Many times, MADs and RTOs for applications that support that business process are equal, but, then again, many times they are not.

For example:

In conducting a BIA, a trading company may discover that they must be able to execute a commodity trade within 4 hours of a business interruption, i.e. the MAD = 4 hrs.

In defining how they trade commodities, they identify the Commodity Trading Platform (CTP) as an application that supports this activity.  However, in evaluating contingencies, they decide that they could actually execute trades manually, by filling out a manual trade blotter, like the old days, and enter them into the system within 24 hours of the trade.  So, as long as they have a telephone and a pad of paper they can, with great inconvenience, execute trades.  So, the RTO for the phones might be 4 Hrs, but the RTO for the supporting application, the Commodity Trading Platform is 24 Hrs.

Now, if you want to argue that you get that, but in order to not keep going back to your business partners over and over again in the planning process you collect BIA, Recovery Requirements and Technology Objectives information all in the same interview, I can accept that.  But, I think it is important to differentiate the results of the BIA, business process MADs, from the results of the Recovery Requirements Analysis and subsequent disaster recovery requirements.

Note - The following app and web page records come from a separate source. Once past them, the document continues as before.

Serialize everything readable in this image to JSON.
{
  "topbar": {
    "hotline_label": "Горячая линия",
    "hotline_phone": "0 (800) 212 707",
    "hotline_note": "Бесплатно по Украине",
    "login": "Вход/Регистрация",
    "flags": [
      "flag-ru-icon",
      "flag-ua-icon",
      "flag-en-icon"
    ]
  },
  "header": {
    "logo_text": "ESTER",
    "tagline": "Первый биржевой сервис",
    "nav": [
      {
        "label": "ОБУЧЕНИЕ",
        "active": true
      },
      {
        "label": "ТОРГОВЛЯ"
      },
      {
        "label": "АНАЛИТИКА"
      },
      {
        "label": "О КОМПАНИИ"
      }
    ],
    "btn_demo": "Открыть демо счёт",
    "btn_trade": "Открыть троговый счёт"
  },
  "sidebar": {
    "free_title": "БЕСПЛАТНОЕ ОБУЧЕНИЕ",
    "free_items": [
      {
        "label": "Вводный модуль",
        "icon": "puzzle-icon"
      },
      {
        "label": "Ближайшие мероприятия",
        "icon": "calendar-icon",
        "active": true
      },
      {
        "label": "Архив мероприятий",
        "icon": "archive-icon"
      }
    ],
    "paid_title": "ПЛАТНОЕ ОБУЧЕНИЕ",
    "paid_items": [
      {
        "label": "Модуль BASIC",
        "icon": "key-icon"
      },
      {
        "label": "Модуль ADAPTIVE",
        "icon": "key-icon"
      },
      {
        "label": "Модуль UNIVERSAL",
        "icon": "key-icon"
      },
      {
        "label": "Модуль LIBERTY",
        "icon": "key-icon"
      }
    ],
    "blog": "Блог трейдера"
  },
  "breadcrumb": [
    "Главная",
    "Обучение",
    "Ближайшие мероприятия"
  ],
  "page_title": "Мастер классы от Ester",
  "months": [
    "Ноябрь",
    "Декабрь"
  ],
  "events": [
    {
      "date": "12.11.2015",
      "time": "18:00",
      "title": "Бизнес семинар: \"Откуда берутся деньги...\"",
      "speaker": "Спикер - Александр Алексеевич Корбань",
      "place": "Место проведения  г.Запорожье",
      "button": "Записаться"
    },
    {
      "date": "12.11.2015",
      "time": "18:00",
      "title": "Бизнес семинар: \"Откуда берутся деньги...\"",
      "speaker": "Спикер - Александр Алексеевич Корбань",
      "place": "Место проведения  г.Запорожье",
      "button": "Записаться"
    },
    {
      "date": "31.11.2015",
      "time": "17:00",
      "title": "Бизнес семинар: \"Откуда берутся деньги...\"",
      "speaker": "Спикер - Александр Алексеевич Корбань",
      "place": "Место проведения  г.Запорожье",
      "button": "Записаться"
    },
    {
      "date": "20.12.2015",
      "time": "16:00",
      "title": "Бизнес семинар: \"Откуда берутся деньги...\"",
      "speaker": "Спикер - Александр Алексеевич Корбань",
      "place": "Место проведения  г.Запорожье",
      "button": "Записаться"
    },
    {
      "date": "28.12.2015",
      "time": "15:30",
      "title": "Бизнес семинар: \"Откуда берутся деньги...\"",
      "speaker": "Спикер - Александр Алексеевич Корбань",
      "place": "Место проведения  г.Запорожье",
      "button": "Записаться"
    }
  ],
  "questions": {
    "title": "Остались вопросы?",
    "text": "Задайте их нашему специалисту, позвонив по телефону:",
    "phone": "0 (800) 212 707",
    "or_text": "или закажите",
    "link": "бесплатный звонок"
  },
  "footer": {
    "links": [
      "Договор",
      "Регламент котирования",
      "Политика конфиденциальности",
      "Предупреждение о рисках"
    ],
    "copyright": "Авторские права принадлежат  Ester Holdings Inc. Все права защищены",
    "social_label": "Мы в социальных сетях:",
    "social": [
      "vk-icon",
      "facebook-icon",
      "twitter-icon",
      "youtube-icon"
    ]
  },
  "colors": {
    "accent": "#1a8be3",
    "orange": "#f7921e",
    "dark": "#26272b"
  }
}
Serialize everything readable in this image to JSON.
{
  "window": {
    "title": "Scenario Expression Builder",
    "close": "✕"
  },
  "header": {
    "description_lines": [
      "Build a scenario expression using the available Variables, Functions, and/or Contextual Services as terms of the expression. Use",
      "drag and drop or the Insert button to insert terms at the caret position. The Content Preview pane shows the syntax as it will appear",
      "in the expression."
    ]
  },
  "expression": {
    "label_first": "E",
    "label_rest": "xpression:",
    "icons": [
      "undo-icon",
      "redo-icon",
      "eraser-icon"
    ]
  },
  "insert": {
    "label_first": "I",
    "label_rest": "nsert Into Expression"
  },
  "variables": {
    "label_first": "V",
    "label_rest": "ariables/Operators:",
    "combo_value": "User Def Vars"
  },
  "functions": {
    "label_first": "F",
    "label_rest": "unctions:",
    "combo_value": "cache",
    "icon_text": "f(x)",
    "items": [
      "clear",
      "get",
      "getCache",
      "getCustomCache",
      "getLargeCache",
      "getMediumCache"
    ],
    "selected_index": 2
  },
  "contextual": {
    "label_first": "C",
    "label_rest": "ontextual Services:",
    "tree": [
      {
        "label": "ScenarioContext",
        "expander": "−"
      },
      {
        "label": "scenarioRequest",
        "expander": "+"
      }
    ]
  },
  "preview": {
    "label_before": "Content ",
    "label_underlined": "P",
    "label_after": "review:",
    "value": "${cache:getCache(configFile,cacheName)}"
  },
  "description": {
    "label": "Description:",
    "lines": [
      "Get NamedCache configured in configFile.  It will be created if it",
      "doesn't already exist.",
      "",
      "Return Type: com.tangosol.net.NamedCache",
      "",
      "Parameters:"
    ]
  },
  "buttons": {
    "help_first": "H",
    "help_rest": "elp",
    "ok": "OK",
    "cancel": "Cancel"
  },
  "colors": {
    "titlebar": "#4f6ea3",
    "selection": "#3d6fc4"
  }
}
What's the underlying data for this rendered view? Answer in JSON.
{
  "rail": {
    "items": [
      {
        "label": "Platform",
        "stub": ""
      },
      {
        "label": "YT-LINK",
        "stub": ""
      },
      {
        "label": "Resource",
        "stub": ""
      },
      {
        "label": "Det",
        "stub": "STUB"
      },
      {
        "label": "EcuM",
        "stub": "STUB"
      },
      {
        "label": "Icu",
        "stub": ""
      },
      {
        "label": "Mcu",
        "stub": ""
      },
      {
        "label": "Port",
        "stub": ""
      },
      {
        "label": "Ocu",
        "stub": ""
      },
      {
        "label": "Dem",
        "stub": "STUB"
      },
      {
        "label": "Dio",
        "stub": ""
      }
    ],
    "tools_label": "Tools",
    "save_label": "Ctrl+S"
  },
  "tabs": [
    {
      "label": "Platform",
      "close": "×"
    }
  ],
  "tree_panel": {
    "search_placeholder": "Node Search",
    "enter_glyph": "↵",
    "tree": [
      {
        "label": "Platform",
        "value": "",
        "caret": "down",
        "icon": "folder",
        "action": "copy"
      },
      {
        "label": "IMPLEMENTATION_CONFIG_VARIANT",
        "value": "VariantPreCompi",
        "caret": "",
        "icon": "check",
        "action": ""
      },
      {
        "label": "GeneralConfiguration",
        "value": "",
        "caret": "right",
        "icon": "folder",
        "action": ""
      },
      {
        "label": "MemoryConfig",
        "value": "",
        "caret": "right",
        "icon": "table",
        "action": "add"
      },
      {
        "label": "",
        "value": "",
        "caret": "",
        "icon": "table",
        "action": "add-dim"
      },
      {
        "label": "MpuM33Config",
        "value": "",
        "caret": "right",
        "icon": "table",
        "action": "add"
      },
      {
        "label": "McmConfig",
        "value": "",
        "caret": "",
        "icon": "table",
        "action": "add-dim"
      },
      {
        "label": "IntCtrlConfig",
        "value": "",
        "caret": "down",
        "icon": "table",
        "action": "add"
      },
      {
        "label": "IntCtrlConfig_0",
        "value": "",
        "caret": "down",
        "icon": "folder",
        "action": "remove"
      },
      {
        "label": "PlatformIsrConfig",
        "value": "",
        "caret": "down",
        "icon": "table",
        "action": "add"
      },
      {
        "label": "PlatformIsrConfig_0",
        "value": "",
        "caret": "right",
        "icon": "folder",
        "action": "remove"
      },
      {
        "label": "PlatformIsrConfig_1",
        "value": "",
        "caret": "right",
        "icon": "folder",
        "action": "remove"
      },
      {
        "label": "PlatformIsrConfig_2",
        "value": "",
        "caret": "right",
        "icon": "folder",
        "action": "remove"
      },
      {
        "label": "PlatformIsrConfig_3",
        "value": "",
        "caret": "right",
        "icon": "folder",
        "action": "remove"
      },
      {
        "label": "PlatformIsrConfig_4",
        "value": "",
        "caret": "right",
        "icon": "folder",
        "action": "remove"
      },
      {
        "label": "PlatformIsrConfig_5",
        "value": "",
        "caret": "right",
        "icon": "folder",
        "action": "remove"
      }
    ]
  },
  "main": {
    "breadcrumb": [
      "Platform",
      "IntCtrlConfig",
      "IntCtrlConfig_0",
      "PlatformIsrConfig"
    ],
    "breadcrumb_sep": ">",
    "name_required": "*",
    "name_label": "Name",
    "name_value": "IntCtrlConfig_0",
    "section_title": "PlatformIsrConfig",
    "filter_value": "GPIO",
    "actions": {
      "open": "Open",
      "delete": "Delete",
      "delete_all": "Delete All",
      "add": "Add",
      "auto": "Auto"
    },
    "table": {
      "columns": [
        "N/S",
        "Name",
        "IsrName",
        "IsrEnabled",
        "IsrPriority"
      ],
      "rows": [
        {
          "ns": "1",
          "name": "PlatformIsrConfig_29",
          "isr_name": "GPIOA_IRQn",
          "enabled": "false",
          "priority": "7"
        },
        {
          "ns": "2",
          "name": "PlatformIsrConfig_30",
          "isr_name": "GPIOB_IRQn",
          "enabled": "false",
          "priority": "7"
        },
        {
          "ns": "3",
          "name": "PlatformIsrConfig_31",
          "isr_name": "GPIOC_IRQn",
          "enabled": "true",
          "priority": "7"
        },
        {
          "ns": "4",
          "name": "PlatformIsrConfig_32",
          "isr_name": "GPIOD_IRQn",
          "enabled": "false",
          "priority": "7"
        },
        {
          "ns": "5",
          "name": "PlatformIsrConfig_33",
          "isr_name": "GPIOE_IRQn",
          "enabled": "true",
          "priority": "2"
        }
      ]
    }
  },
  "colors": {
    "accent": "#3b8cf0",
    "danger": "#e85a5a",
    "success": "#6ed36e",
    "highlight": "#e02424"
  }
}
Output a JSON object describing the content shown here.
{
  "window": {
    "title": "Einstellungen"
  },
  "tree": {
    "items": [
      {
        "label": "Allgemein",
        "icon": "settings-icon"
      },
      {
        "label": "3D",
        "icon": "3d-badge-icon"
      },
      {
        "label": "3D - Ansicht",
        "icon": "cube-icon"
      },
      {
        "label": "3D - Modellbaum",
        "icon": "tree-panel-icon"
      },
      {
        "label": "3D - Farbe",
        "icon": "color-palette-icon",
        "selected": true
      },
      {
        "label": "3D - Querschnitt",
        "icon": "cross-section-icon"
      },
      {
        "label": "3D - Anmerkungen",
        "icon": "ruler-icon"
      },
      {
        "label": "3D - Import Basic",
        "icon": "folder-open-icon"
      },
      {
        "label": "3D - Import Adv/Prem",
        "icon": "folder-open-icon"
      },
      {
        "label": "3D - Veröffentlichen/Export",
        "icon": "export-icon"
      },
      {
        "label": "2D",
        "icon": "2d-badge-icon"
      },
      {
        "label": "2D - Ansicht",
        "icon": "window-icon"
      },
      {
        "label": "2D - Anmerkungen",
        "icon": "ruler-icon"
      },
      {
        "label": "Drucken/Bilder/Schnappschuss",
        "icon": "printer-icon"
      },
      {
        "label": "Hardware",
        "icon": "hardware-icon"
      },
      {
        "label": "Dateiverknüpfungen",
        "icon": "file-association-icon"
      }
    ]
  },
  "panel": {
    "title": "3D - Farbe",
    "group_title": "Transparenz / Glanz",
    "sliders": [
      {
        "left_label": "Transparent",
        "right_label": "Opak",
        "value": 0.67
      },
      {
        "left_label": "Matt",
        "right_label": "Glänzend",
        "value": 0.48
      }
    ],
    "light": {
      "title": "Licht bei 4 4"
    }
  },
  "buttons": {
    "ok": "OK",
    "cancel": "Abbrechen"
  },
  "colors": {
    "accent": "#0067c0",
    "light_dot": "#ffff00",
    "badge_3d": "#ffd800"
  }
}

Even though most planning professionals preach that there is a difference between business continuity and disaster recovery, I think that the distinction often gets blurred in the execution of our methodology.

Just one man’s opinion, for what it is worth.